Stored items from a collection
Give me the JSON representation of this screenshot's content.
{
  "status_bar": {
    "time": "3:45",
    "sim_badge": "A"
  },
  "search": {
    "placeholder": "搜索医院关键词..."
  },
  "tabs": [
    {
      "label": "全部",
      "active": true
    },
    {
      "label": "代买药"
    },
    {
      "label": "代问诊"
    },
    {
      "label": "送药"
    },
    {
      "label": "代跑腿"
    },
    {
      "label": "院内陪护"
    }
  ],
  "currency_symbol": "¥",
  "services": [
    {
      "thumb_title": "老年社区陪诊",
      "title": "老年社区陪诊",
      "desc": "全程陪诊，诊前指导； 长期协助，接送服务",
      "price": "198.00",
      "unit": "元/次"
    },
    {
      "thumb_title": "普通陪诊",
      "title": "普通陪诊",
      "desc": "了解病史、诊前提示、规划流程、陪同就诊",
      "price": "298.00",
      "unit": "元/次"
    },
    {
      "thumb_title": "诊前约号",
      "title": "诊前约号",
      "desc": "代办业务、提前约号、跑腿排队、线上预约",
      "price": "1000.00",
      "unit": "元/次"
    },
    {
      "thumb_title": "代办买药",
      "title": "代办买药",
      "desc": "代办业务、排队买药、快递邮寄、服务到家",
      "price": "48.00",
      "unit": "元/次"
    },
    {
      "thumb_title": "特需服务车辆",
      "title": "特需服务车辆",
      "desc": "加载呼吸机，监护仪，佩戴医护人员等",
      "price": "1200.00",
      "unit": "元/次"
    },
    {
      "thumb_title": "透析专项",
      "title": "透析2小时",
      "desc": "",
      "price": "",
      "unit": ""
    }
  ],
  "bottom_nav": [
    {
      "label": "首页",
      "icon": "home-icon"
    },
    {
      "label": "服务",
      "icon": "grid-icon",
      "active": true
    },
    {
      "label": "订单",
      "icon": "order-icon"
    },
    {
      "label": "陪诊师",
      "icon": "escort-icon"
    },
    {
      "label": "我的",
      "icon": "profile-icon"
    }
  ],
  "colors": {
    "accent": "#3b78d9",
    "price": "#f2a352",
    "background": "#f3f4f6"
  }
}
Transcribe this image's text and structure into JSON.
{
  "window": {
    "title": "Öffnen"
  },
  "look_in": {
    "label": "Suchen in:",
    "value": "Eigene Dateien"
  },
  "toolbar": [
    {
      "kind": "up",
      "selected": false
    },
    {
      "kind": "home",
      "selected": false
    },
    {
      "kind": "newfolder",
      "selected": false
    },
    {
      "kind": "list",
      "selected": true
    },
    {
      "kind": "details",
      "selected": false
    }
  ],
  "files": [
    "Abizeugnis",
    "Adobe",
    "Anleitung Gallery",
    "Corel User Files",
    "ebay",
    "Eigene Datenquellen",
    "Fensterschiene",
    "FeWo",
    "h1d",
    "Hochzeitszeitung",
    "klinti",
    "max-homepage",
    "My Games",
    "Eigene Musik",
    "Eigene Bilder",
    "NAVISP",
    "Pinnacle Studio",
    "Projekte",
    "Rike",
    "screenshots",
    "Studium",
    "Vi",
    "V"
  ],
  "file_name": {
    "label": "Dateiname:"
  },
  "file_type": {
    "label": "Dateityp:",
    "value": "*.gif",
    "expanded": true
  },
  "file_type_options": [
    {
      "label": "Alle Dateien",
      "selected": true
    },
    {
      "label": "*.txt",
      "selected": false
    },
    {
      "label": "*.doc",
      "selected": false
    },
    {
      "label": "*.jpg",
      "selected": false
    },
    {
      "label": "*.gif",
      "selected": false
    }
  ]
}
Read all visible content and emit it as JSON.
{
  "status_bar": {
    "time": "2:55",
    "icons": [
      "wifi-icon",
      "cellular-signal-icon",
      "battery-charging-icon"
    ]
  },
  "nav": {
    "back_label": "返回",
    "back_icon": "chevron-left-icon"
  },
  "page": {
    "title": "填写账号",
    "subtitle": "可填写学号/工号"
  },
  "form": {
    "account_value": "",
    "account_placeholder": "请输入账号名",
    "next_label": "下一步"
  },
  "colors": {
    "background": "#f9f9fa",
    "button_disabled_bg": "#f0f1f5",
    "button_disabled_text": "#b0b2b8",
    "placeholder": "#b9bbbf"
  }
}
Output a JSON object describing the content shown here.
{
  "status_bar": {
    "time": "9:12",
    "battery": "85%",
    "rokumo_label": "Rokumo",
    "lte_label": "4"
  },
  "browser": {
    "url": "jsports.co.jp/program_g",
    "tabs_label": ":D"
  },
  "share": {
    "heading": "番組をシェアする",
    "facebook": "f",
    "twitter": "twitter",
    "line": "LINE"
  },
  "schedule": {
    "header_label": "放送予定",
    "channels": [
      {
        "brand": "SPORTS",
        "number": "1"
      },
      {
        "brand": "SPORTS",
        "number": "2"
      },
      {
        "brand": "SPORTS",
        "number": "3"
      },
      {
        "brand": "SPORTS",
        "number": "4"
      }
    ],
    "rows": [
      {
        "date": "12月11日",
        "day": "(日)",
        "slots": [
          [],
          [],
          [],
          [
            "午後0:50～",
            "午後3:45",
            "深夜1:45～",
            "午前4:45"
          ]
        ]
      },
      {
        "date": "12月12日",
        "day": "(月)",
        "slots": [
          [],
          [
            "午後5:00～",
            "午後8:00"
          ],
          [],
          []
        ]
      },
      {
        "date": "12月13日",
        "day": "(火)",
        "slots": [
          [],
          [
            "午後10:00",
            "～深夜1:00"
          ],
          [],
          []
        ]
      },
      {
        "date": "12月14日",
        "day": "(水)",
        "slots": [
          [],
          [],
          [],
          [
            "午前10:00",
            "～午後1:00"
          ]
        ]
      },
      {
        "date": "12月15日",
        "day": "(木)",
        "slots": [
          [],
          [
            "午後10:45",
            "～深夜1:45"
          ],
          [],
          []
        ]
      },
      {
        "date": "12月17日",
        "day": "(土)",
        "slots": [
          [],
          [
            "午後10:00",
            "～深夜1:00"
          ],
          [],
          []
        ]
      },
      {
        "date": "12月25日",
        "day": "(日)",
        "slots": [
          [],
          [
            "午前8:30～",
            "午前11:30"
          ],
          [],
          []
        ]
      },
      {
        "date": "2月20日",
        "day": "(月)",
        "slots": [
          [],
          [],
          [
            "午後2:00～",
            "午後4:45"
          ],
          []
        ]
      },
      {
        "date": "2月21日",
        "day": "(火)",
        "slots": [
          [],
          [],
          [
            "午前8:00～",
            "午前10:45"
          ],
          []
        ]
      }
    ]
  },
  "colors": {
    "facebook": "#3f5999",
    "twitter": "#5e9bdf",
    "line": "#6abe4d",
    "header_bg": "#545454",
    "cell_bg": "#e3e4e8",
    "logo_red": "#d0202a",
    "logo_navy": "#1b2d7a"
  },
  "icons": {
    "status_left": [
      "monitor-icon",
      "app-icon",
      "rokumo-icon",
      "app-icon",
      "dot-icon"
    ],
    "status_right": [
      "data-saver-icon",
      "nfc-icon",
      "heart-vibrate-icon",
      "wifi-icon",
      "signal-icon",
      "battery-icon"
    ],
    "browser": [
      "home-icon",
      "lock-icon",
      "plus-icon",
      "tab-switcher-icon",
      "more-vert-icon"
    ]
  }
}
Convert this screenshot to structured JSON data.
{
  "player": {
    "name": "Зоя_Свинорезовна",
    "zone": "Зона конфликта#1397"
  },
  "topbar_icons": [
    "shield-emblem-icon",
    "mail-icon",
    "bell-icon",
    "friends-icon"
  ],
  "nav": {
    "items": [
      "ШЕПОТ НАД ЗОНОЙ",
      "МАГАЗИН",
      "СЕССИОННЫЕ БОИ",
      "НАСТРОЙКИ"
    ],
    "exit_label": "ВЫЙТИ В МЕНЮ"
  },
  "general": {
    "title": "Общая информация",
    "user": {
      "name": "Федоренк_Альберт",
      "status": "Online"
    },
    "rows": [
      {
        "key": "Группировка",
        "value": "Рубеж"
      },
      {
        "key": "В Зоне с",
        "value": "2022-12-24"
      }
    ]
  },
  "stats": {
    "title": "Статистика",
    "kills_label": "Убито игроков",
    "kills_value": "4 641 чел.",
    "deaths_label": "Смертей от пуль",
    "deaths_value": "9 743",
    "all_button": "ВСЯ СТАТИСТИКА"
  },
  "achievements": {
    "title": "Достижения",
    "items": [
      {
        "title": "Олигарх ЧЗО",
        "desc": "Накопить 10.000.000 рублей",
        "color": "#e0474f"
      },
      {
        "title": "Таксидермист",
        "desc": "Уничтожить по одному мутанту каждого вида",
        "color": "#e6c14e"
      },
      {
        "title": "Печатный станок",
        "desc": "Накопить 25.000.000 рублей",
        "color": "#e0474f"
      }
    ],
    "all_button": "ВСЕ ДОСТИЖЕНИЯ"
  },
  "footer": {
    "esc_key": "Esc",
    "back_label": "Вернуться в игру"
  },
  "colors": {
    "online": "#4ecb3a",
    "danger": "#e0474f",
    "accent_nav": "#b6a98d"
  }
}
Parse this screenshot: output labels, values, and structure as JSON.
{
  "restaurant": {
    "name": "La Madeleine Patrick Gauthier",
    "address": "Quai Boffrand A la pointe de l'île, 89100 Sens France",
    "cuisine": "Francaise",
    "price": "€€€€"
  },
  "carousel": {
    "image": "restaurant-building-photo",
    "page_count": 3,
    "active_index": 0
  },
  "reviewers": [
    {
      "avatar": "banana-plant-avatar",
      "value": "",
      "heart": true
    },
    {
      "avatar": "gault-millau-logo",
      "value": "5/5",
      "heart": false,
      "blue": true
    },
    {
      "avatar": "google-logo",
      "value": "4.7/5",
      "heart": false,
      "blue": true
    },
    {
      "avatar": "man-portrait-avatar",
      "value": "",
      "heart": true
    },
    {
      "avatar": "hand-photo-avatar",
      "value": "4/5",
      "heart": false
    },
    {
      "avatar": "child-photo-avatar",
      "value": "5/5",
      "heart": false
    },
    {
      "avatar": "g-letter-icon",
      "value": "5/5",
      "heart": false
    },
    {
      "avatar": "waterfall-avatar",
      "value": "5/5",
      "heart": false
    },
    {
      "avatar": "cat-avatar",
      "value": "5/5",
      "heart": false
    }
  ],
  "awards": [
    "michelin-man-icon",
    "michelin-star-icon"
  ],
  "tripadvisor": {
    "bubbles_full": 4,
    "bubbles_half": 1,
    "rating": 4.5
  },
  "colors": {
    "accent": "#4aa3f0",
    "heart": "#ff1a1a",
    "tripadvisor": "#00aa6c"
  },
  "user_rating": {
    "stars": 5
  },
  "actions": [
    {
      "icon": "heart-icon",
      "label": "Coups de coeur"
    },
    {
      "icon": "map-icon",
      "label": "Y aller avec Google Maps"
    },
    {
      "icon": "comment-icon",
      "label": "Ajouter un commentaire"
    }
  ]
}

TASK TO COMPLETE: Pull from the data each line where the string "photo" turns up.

SOLVED EXERCISE:
    "image": "restaurant-building-photo",
      "avatar": "hand-photo-avatar",
      "avatar": "child-photo-avatar",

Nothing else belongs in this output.